Well aware of the declining availability of craftspeople, Becker is working to draw in the next generation and teach them these skills. She has partnered with local schools to teach students about her business and help them get hands-on upholstery experience. “Plenty of videos and tutorials are available online to teach people the basics of this craft, but it involves a lot of physical work too,” Becker says. “My company provides the whole spectrum of services, from sewing and pattern matching to using specialized equipment and building up furniture with the right pads, webbing and springs. But it’s growing harder to get people interested in physical labor. I’ve seen enough interest in others to keep me hopeful, but this is a dying art; I’m going to hold onto it for as long as I can.”
Every day is different
Though Becker considers herself semi-retired, her love for history and preservation continues to keep her calendar full. The success of her Bishop’s Palace project led to more work for the Galveston Historical Foundation, including the recent reupholstery of the captain’s quarters inside the 1877 tall ship ELISSA, a floating museum and one of only three ships of its kind in the world to still actively sail. It also opened the door to her team’s 2019 installation of a striped Scalamandré silk wall in the sitting room of the W. H. Stark House, a 14,000-square-foot Victorian home in Orange, Texas. “The house hadn’t had a makeover since the ’70s; working on that project was beyond happiness for me,” Becker says. “It’s such an honor to be able to do this work.”

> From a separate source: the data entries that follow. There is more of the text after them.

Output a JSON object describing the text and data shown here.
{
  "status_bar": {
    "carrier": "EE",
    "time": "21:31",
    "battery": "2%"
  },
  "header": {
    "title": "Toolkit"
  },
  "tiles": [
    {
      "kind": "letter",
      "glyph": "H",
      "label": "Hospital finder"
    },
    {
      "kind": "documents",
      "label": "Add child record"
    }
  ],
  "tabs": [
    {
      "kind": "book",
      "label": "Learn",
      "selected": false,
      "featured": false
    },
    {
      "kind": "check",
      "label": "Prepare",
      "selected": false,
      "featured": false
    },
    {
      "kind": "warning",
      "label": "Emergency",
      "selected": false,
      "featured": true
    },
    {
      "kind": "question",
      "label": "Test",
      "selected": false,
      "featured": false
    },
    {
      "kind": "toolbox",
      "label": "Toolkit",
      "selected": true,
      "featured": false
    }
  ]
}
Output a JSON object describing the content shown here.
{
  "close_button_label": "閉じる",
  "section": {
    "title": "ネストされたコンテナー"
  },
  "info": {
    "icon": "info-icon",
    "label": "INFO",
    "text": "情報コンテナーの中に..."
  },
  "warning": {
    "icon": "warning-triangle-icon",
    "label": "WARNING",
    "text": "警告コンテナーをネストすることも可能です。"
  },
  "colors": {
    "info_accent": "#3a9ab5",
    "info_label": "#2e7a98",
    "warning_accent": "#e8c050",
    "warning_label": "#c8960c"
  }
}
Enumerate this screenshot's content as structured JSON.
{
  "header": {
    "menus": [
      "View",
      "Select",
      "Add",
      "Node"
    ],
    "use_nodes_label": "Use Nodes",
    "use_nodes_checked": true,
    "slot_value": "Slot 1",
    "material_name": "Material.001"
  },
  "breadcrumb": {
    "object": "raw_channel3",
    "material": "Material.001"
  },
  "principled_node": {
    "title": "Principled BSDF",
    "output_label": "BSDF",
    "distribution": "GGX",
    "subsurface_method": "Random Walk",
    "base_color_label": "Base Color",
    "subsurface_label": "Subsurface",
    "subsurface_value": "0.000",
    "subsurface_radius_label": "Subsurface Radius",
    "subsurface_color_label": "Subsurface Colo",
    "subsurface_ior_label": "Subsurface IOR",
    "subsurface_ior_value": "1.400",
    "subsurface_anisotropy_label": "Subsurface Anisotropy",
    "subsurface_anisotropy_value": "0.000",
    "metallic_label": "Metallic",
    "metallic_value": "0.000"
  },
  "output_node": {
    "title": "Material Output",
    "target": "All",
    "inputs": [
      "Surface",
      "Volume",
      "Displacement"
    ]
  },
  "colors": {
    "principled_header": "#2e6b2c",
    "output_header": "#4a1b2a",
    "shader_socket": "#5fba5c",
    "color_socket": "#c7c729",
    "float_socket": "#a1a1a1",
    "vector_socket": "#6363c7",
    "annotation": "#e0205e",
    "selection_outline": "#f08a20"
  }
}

When Becker and her team are not beautifying historic landmarks, they’re often preserving individual clients’ antiques and heirlooms, many of which are from the early 1900s. And because of their proximity to the Gulf Coast, they also stay busy with coastal projects. “No two jobs are identical at all. I’ll design contemporary coastal condo interiors and then turn around and work on a chair from the 1800s,” Becker says. “It keeps every day exciting.”
Occasionally, a special “from-scratch” order comes along. Becker recently designed and built a 58-inch sofa for a couple’s “tiny home” by the water. The fabric selection process, as usual, was her favorite part. “I love helping people think through all of the needs the fabric must meet, whether that’s durability or softness and everything in between,” she says. “I help them realize they’re not just going out shopping for fabrics; they’re making a design choice for their home that’s suitable for their family. There’s a lot of communication in this line of work, and it’s a heartfelt business without a doubt.”
Holly Eamon is a business writer and editor based in Minneapolis, Minn.
SIDEBAR: Preserving with purpose
Christine Becker’s interior design studio, Woven Inspiration, specializes in upholstery, fabric and window treatment services—enhanced by the team’s unique expertise in historic restoration. Even when they’re not completing historical projects, Becker and her team find ways to bring the past back to life thanks to their shop location, which is merely steps from a salvage yard. “I’ll often get repurposed wood from the yard for furniture frames; it makes a piece much more enchanting,” Becker says, noting a sofa frame she recently built for a client using pieces of a 1908 piano that was chopped up and dropped in the yard. “Clients love it, and that’s what we’re all about: the art of preservation.”